◆ Supplied data ◆
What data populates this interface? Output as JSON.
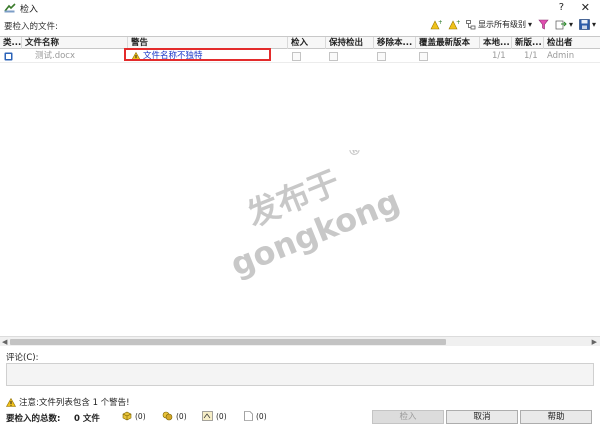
{
  "window": {
    "title": "检入",
    "help_label": "?",
    "close_label": "✕"
  },
  "toolbar": {
    "files_label": "要检入的文件:",
    "show_levels_label": "显示所有级别"
  },
  "grid": {
    "columns": [
      "类...",
      "文件名称",
      "警告",
      "检入",
      "保持检出",
      "移除本...",
      "覆盖最新版本",
      "本地...",
      "新版...",
      "检出者"
    ],
    "rows": [
      {
        "file_name": "测试.docx",
        "warning": "文件名称不独特",
        "checkin": false,
        "keep_checked_out": false,
        "remove_local": false,
        "overwrite_latest": false,
        "local_version": "1/1",
        "new_version": "1/1",
        "checked_out_by": "Admin"
      }
    ]
  },
  "watermark": {
    "line1": "发布于",
    "line2": "gongkong",
    "mark": "®"
  },
  "comment": {
    "label": "评论(C):",
    "value": ""
  },
  "notice": {
    "text": "注意:文件列表包含 1 个警告!"
  },
  "footer": {
    "total_label": "要检入的总数:",
    "total_count": "0 文件",
    "stats": [
      "(0)",
      "(0)",
      "(0)",
      "(0)",
      "(0)"
    ],
    "checkin_button": "检入",
    "cancel_button": "取消",
    "help_button": "帮助"
  },
  "colors": {
    "warning_text": "#1a37c8",
    "highlight_border": "#e32b2b",
    "watermark": "#c8c8c8"
  }
}
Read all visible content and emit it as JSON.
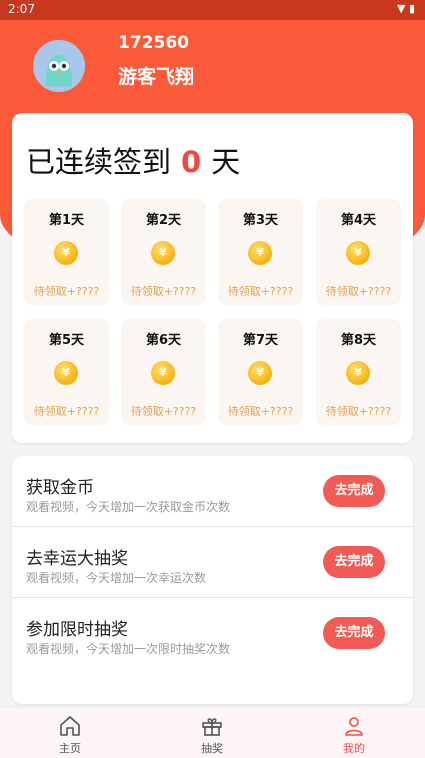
{
  "status_bar": {
    "time": "2:07"
  },
  "profile": {
    "user_id": "172560",
    "name": "游客飞翔"
  },
  "signin": {
    "prefix": "已连续签到",
    "count": "0",
    "suffix": "天",
    "days": [
      {
        "label": "第1天",
        "reward": "待领取+????"
      },
      {
        "label": "第2天",
        "reward": "待领取+????"
      },
      {
        "label": "第3天",
        "reward": "待领取+????"
      },
      {
        "label": "第4天",
        "reward": "待领取+????"
      },
      {
        "label": "第5天",
        "reward": "待领取+????"
      },
      {
        "label": "第6天",
        "reward": "待领取+????"
      },
      {
        "label": "第7天",
        "reward": "待领取+????"
      },
      {
        "label": "第8天",
        "reward": "待领取+????"
      }
    ],
    "coin_symbol": "¥"
  },
  "tasks": [
    {
      "title": "获取金币",
      "desc": "观看视频，今天增加一次获取金币次数",
      "button": "去完成"
    },
    {
      "title": "去幸运大抽奖",
      "desc": "观看视频，今天增加一次幸运次数",
      "button": "去完成"
    },
    {
      "title": "参加限时抽奖",
      "desc": "观看视频，今天增加一次限时抽奖次数",
      "button": "去完成"
    }
  ],
  "tabbar": {
    "items": [
      {
        "label": "主页",
        "icon": "home-icon"
      },
      {
        "label": "抽奖",
        "icon": "gift-icon"
      },
      {
        "label": "我的",
        "icon": "person-icon",
        "active": true
      }
    ]
  },
  "colors": {
    "brand": "#fb5a3a",
    "accent": "#f25b55",
    "reward": "#e4a150"
  }
}
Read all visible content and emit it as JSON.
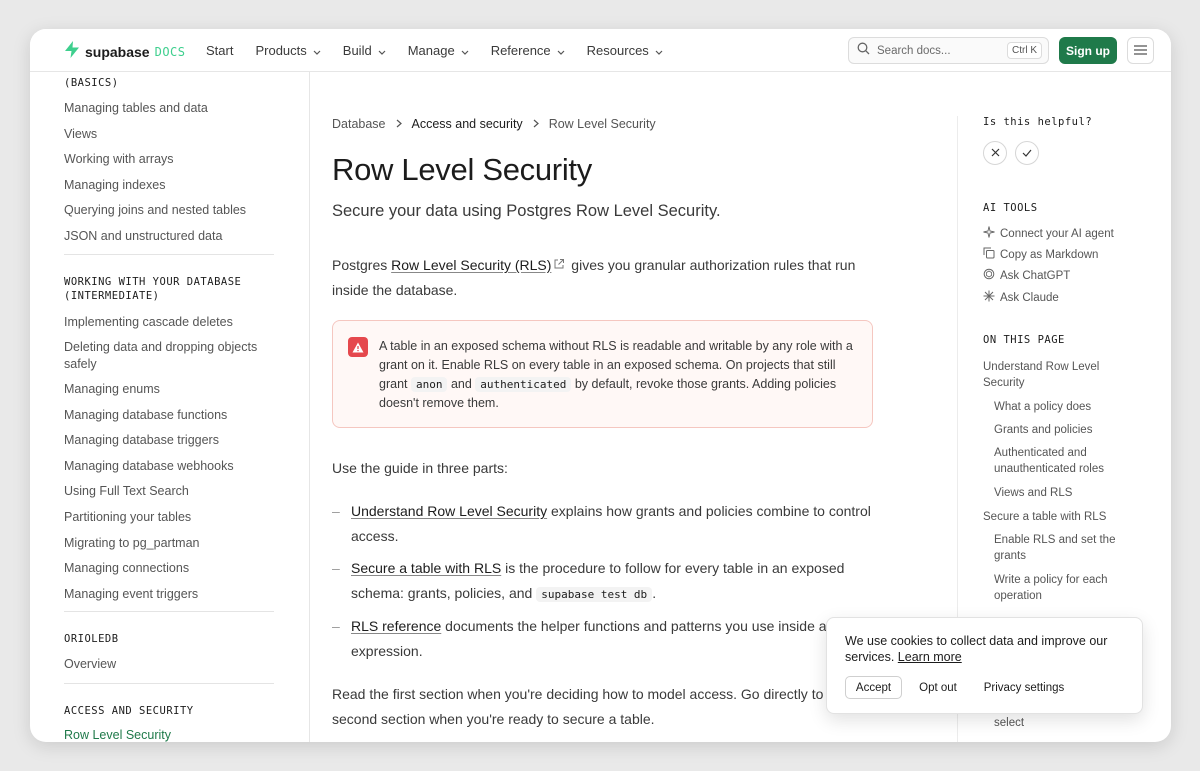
{
  "header": {
    "logo_word": "supabase",
    "logo_docs": "DOCS",
    "nav": [
      {
        "label": "Start",
        "dropdown": false
      },
      {
        "label": "Products",
        "dropdown": true
      },
      {
        "label": "Build",
        "dropdown": true
      },
      {
        "label": "Manage",
        "dropdown": true
      },
      {
        "label": "Reference",
        "dropdown": true
      },
      {
        "label": "Resources",
        "dropdown": true
      }
    ],
    "search_placeholder": "Search docs...",
    "search_shortcut": "Ctrl K",
    "signup_label": "Sign up"
  },
  "sidebar": {
    "section_basics_tail": "(BASICS)",
    "basics_items": [
      "Managing tables and data",
      "Views",
      "Working with arrays",
      "Managing indexes",
      "Querying joins and nested tables",
      "JSON and unstructured data"
    ],
    "section_intermediate": "WORKING WITH YOUR DATABASE (INTERMEDIATE)",
    "intermediate_items": [
      "Implementing cascade deletes",
      "Deleting data and dropping objects safely",
      "Managing enums",
      "Managing database functions",
      "Managing database triggers",
      "Managing database webhooks",
      "Using Full Text Search",
      "Partitioning your tables",
      "Migrating to pg_partman",
      "Managing connections",
      "Managing event triggers"
    ],
    "section_orioledb": "ORIOLEDB",
    "orioledb_items": [
      "Overview"
    ],
    "section_access": "ACCESS AND SECURITY",
    "access_items": [
      "Row Level Security"
    ]
  },
  "main": {
    "breadcrumbs": [
      "Database",
      "Access and security",
      "Row Level Security"
    ],
    "title": "Row Level Security",
    "subtitle": "Secure your data using Postgres Row Level Security.",
    "intro_prefix": "Postgres ",
    "intro_link": "Row Level Security (RLS)",
    "intro_suffix": " gives you granular authorization rules that run inside the database.",
    "callout": {
      "part1": "A table in an exposed schema without RLS is readable and writable by any role with a grant on it. Enable RLS on every table in an exposed schema. On projects that still grant ",
      "code1": "anon",
      "part2": " and ",
      "code2": "authenticated",
      "part3": " by default, revoke those grants. Adding policies doesn't remove them."
    },
    "guide_intro": "Use the guide in three parts:",
    "list": [
      {
        "link": "Understand Row Level Security",
        "text": " explains how grants and policies combine to control access."
      },
      {
        "link": "Secure a table with RLS",
        "text": " is the procedure to follow for every table in an exposed schema: grants, policies, and ",
        "code": "supabase test db",
        "tail": "."
      },
      {
        "link": "RLS reference",
        "text": " documents the helper functions and patterns you use inside a policy expression."
      }
    ],
    "closing": "Read the first section when you're deciding how to model access. Go directly to the second section when you're ready to secure a table."
  },
  "rail": {
    "helpful_label": "Is this helpful?",
    "ai_tools_label": "AI TOOLS",
    "ai_tools": [
      {
        "label": "Connect your AI agent",
        "icon": "sparkle-icon"
      },
      {
        "label": "Copy as Markdown",
        "icon": "copy-icon"
      },
      {
        "label": "Ask ChatGPT",
        "icon": "chatgpt-icon"
      },
      {
        "label": "Ask Claude",
        "icon": "claude-icon"
      }
    ],
    "on_this_page_label": "ON THIS PAGE",
    "toc": [
      {
        "label": "Understand Row Level Security",
        "level": 1
      },
      {
        "label": "What a policy does",
        "level": 2
      },
      {
        "label": "Grants and policies",
        "level": 2
      },
      {
        "label": "Authenticated and unauthenticated roles",
        "level": 2
      },
      {
        "label": "Views and RLS",
        "level": 2
      },
      {
        "label": "Secure a table with RLS",
        "level": 1
      },
      {
        "label": "Enable RLS and set the grants",
        "level": 2
      },
      {
        "label": "Write a policy for each operation",
        "level": 2
      },
      {
        "label": "select",
        "level": 2
      }
    ]
  },
  "cookie": {
    "text": "We use cookies to collect data and improve our services. ",
    "learn_more": "Learn more",
    "accept": "Accept",
    "opt_out": "Opt out",
    "privacy": "Privacy settings"
  },
  "colors": {
    "brand_green": "#3ecf8e",
    "button_green": "#1f7a4a",
    "danger": "#e5484d"
  }
}
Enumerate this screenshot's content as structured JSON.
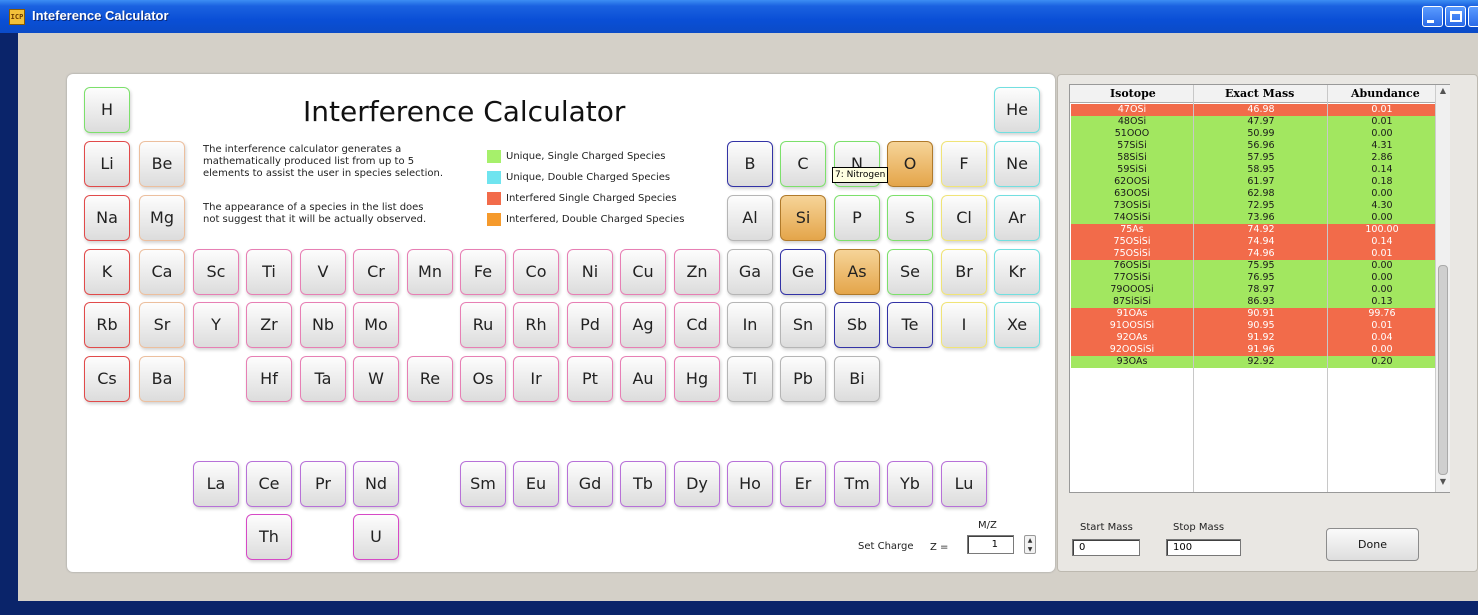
{
  "window": {
    "title": "Inteference Calculator",
    "icon": "app-icon"
  },
  "header": {
    "title": "Interference Calculator",
    "desc1": [
      "The interference calculator generates a",
      "mathematically produced list from up to 5",
      "elements to assist the user in species selection."
    ],
    "desc2": [
      "The appearance of a species in the list does",
      "not suggest that it will be actually observed."
    ]
  },
  "legend": [
    {
      "label": "Unique, Single Charged Species",
      "color": "#a6f06b"
    },
    {
      "label": "Unique, Double Charged Species",
      "color": "#6fe4ef"
    },
    {
      "label": "Interfered Single Charged Species",
      "color": "#f26b4a"
    },
    {
      "label": "Interfered, Double Charged Species",
      "color": "#f59a2c"
    }
  ],
  "elements": {
    "H": "H",
    "He": "He",
    "Li": "Li",
    "Be": "Be",
    "B": "B",
    "C": "C",
    "N": "N",
    "O": "O",
    "F": "F",
    "Ne": "Ne",
    "Na": "Na",
    "Mg": "Mg",
    "Al": "Al",
    "Si": "Si",
    "P": "P",
    "S": "S",
    "Cl": "Cl",
    "Ar": "Ar",
    "K": "K",
    "Ca": "Ca",
    "Sc": "Sc",
    "Ti": "Ti",
    "V": "V",
    "Cr": "Cr",
    "Mn": "Mn",
    "Fe": "Fe",
    "Co": "Co",
    "Ni": "Ni",
    "Cu": "Cu",
    "Zn": "Zn",
    "Ga": "Ga",
    "Ge": "Ge",
    "As": "As",
    "Se": "Se",
    "Br": "Br",
    "Kr": "Kr",
    "Rb": "Rb",
    "Sr": "Sr",
    "Y": "Y",
    "Zr": "Zr",
    "Nb": "Nb",
    "Mo": "Mo",
    "Ru": "Ru",
    "Rh": "Rh",
    "Pd": "Pd",
    "Ag": "Ag",
    "Cd": "Cd",
    "In": "In",
    "Sn": "Sn",
    "Sb": "Sb",
    "Te": "Te",
    "I": "I",
    "Xe": "Xe",
    "Cs": "Cs",
    "Ba": "Ba",
    "Hf": "Hf",
    "Ta": "Ta",
    "W": "W",
    "Re": "Re",
    "Os": "Os",
    "Ir": "Ir",
    "Pt": "Pt",
    "Au": "Au",
    "Hg": "Hg",
    "Tl": "Tl",
    "Pb": "Pb",
    "Bi": "Bi",
    "La": "La",
    "Ce": "Ce",
    "Pr": "Pr",
    "Nd": "Nd",
    "Sm": "Sm",
    "Eu": "Eu",
    "Gd": "Gd",
    "Tb": "Tb",
    "Dy": "Dy",
    "Ho": "Ho",
    "Er": "Er",
    "Tm": "Tm",
    "Yb": "Yb",
    "Lu": "Lu",
    "Th": "Th",
    "U": "U"
  },
  "selected_elements": [
    "O",
    "Si",
    "As"
  ],
  "tooltip": "7: Nitrogen",
  "charge": {
    "set_label": "Set Charge",
    "z_label": "Z =",
    "mz_label": "M/Z",
    "value": "1"
  },
  "table": {
    "headers": [
      "Isotope",
      "Exact Mass",
      "Abundance"
    ],
    "rows": [
      {
        "isotope": "47OSi",
        "mass": "46.98",
        "abundance": "0.01",
        "status": "interfered"
      },
      {
        "isotope": "48OSi",
        "mass": "47.97",
        "abundance": "0.01",
        "status": "unique"
      },
      {
        "isotope": "51OOO",
        "mass": "50.99",
        "abundance": "0.00",
        "status": "unique"
      },
      {
        "isotope": "57SiSi",
        "mass": "56.96",
        "abundance": "4.31",
        "status": "unique"
      },
      {
        "isotope": "58SiSi",
        "mass": "57.95",
        "abundance": "2.86",
        "status": "unique"
      },
      {
        "isotope": "59SiSi",
        "mass": "58.95",
        "abundance": "0.14",
        "status": "unique"
      },
      {
        "isotope": "62OOSi",
        "mass": "61.97",
        "abundance": "0.18",
        "status": "unique"
      },
      {
        "isotope": "63OOSi",
        "mass": "62.98",
        "abundance": "0.00",
        "status": "unique"
      },
      {
        "isotope": "73OSiSi",
        "mass": "72.95",
        "abundance": "4.30",
        "status": "unique"
      },
      {
        "isotope": "74OSiSi",
        "mass": "73.96",
        "abundance": "0.00",
        "status": "unique"
      },
      {
        "isotope": "75As",
        "mass": "74.92",
        "abundance": "100.00",
        "status": "interfered"
      },
      {
        "isotope": "75OSiSi",
        "mass": "74.94",
        "abundance": "0.14",
        "status": "interfered"
      },
      {
        "isotope": "75OSiSi",
        "mass": "74.96",
        "abundance": "0.01",
        "status": "interfered"
      },
      {
        "isotope": "76OSiSi",
        "mass": "75.95",
        "abundance": "0.00",
        "status": "unique"
      },
      {
        "isotope": "77OSiSi",
        "mass": "76.95",
        "abundance": "0.00",
        "status": "unique"
      },
      {
        "isotope": "79OOOSi",
        "mass": "78.97",
        "abundance": "0.00",
        "status": "unique"
      },
      {
        "isotope": "87SiSiSi",
        "mass": "86.93",
        "abundance": "0.13",
        "status": "unique"
      },
      {
        "isotope": "91OAs",
        "mass": "90.91",
        "abundance": "99.76",
        "status": "interfered"
      },
      {
        "isotope": "91OOSiSi",
        "mass": "90.95",
        "abundance": "0.01",
        "status": "interfered"
      },
      {
        "isotope": "92OAs",
        "mass": "91.92",
        "abundance": "0.04",
        "status": "interfered"
      },
      {
        "isotope": "92OOSiSi",
        "mass": "91.96",
        "abundance": "0.00",
        "status": "interfered"
      },
      {
        "isotope": "93OAs",
        "mass": "92.92",
        "abundance": "0.20",
        "status": "unique"
      }
    ],
    "status_colors": {
      "unique": "#a2e760",
      "interfered": "#f26b4a"
    }
  },
  "range": {
    "start_label": "Start Mass",
    "start_value": "0",
    "stop_label": "Stop Mass",
    "stop_value": "100"
  },
  "done_label": "Done"
}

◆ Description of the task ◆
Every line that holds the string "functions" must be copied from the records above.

◆ Answer to this exercise ◆
      "Managing database functions",
        "text": " documents the helper functions and patterns you use inside a policy expression."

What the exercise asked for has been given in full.